• **Supplied information**

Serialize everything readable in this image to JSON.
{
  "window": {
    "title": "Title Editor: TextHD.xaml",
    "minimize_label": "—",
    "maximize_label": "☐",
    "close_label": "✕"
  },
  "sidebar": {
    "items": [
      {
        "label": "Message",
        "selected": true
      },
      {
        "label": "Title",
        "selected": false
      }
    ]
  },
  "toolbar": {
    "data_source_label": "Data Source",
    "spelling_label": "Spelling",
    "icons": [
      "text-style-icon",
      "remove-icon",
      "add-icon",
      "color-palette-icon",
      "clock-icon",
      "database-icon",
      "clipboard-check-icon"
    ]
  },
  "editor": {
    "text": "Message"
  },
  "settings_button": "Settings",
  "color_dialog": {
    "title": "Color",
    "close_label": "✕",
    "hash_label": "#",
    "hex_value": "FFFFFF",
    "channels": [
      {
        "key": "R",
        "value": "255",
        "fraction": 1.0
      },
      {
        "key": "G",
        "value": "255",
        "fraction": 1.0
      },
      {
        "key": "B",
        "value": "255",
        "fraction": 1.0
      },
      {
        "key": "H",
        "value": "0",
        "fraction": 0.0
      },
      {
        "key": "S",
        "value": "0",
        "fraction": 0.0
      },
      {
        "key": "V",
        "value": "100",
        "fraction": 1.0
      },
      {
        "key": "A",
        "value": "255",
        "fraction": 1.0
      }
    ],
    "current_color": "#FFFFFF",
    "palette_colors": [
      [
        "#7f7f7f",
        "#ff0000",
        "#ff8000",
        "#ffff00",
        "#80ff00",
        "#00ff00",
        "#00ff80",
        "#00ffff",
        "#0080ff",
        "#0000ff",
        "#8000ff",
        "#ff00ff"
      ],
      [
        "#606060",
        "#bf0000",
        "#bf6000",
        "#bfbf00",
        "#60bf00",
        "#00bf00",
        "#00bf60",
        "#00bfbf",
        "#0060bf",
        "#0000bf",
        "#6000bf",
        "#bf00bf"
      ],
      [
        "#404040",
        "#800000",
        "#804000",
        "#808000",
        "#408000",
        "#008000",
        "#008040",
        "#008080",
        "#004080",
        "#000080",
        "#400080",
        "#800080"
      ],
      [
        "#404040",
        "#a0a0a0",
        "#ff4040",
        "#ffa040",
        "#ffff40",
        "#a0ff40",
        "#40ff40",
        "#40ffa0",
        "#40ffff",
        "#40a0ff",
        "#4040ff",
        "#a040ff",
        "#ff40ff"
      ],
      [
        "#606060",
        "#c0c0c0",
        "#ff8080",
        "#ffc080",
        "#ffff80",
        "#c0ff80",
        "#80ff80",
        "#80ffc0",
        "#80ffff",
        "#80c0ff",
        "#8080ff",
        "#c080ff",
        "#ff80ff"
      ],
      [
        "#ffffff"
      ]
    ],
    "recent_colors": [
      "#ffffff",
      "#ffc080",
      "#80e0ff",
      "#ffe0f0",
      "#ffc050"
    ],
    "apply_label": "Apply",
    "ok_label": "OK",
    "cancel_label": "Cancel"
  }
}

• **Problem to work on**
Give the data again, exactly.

• **Expected output**
Serialize everything readable in this image to JSON.
{
  "window": {
    "title": "Title Editor: TextHD.xaml",
    "minimize_label": "—",
    "maximize_label": "☐",
    "close_label": "✕"
  },
  "sidebar": {
    "items": [
      {
        "label": "Message",
        "selected": true
      },
      {
        "label": "Title",
        "selected": false
      }
    ]
  },
  "toolbar": {
    "data_source_label": "Data Source",
    "spelling_label": "Spelling",
    "icons": [
      "text-style-icon",
      "remove-icon",
      "add-icon",
      "color-palette-icon",
      "clock-icon",
      "database-icon",
      "clipboard-check-icon"
    ]
  },
  "editor": {
    "text": "Message"
  },
  "settings_button": "Settings",
  "color_dialog": {
    "title": "Color",
    "close_label": "✕",
    "hash_label": "#",
    "hex_value": "FFFFFF",
    "channels": [
      {
        "key": "R",
        "value": "255",
        "fraction": 1.0
      },
      {
        "key": "G",
        "value": "255",
        "fraction": 1.0
      },
      {
        "key": "B",
        "value": "255",
        "fraction": 1.0
      },
      {
        "key": "H",
        "value": "0",
        "fraction": 0.0
      },
      {
        "key": "S",
        "value": "0",
        "fraction": 0.0
      },
      {
        "key": "V",
        "value": "100",
        "fraction": 1.0
      },
      {
        "key": "A",
        "value": "255",
        "fraction": 1.0
      }
    ],
    "current_color": "#FFFFFF",
    "palette_colors": [
      [
        "#7f7f7f",
        "#ff0000",
        "#ff8000",
        "#ffff00",
        "#80ff00",
        "#00ff00",
        "#00ff80",
        "#00ffff",
        "#0080ff",
        "#0000ff",
        "#8000ff",
        "#ff00ff"
      ],
      [
        "#606060",
        "#bf0000",
        "#bf6000",
        "#bfbf00",
        "#60bf00",
        "#00bf00",
        "#00bf60",
        "#00bfbf",
        "#0060bf",
        "#0000bf",
        "#6000bf",
        "#bf00bf"
      ],
      [
        "#404040",
        "#800000",
        "#804000",
        "#808000",
        "#408000",
        "#008000",
        "#008040",
        "#008080",
        "#004080",
        "#000080",
        "#400080",
        "#800080"
      ],
      [
        "#404040",
        "#a0a0a0",
        "#ff4040",
        "#ffa040",
        "#ffff40",
        "#a0ff40",
        "#40ff40",
        "#40ffa0",
        "#40ffff",
        "#40a0ff",
        "#4040ff",
        "#a040ff",
        "#ff40ff"
      ],
      [
        "#606060",
        "#c0c0c0",
        "#ff8080",
        "#ffc080",
        "#ffff80",
        "#c0ff80",
        "#80ff80",
        "#80ffc0",
        "#80ffff",
        "#80c0ff",
        "#8080ff",
        "#c080ff",
        "#ff80ff"
      ],
      [
        "#ffffff"
      ]
    ],
    "recent_colors": [
      "#ffffff",
      "#ffc080",
      "#80e0ff",
      "#ffe0f0",
      "#ffc050"
    ],
    "apply_label": "Apply",
    "ok_label": "OK",
    "cancel_label": "Cancel"
  }
}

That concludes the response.